### What you have to do:
Tally the lines below that include the string "title". Reply with the total only.

### Records:
● ● ● ● ● ● ●

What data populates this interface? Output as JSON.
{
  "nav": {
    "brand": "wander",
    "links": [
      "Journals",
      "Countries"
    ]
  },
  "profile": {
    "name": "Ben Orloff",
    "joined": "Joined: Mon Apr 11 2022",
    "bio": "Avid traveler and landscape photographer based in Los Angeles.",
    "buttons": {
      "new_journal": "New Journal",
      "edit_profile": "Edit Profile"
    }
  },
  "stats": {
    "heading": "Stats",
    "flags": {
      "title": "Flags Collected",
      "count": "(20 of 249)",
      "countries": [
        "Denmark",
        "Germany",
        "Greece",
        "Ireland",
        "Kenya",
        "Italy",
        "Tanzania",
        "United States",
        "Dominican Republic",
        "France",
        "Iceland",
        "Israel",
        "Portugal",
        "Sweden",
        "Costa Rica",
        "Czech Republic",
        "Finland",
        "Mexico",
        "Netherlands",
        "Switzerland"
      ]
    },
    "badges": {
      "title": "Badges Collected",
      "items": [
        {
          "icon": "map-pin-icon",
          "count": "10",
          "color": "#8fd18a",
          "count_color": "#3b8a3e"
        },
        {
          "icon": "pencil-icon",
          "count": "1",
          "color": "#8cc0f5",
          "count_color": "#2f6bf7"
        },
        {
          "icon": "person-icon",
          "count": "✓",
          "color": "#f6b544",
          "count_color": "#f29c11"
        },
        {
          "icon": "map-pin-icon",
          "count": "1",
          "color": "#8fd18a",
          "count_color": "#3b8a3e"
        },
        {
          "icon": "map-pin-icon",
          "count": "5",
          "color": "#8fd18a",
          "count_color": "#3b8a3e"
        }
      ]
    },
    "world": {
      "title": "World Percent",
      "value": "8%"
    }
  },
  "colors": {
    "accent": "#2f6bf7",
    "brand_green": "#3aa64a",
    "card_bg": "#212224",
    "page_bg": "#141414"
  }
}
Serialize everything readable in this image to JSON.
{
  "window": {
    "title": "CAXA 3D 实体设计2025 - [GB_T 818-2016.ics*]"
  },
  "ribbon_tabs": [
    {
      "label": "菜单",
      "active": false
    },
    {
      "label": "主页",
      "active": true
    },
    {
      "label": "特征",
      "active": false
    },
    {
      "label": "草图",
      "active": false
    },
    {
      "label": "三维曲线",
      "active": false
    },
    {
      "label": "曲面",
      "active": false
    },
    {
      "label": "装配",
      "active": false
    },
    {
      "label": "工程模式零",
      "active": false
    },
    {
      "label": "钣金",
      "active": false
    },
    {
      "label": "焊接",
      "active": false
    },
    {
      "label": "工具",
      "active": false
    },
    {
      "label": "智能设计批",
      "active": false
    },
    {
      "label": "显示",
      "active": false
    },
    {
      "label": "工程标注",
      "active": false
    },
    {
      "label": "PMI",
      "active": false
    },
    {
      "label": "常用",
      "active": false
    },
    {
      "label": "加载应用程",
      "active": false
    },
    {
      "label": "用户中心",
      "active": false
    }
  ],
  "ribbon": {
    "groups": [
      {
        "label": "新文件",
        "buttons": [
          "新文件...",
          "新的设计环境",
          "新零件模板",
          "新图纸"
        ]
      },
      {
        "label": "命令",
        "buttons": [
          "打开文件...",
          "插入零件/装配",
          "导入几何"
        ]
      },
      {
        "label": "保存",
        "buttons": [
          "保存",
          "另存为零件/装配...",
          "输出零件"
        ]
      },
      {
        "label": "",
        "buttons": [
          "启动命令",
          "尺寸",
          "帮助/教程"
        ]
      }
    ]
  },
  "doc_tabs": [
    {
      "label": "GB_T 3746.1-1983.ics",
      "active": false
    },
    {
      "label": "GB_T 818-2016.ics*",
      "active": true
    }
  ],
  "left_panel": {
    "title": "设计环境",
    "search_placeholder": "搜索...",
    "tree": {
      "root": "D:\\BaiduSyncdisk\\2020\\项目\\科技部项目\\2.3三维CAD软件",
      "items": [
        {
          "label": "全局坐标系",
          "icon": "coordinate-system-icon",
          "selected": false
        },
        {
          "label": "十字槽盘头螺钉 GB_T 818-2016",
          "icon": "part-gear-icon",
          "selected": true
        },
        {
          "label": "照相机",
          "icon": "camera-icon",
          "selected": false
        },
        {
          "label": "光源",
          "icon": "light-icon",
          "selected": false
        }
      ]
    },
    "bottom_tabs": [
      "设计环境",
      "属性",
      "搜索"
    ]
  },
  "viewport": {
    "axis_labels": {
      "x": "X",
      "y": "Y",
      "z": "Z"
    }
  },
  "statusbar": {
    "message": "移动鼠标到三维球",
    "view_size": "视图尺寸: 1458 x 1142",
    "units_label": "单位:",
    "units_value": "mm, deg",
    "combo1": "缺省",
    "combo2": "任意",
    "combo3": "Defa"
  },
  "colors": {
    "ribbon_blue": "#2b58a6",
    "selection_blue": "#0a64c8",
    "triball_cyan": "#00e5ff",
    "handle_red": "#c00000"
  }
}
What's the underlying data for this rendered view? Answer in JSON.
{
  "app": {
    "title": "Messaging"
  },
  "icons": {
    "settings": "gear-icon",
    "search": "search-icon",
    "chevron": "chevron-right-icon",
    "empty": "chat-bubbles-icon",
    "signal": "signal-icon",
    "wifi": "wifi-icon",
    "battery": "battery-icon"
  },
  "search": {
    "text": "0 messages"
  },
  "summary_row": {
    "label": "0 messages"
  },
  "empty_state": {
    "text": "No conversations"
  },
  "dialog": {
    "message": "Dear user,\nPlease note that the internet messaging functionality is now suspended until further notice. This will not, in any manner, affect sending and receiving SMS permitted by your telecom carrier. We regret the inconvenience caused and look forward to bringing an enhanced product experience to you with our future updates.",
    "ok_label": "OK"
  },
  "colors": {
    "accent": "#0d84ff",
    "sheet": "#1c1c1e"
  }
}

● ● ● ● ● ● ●

### Exercise output:
6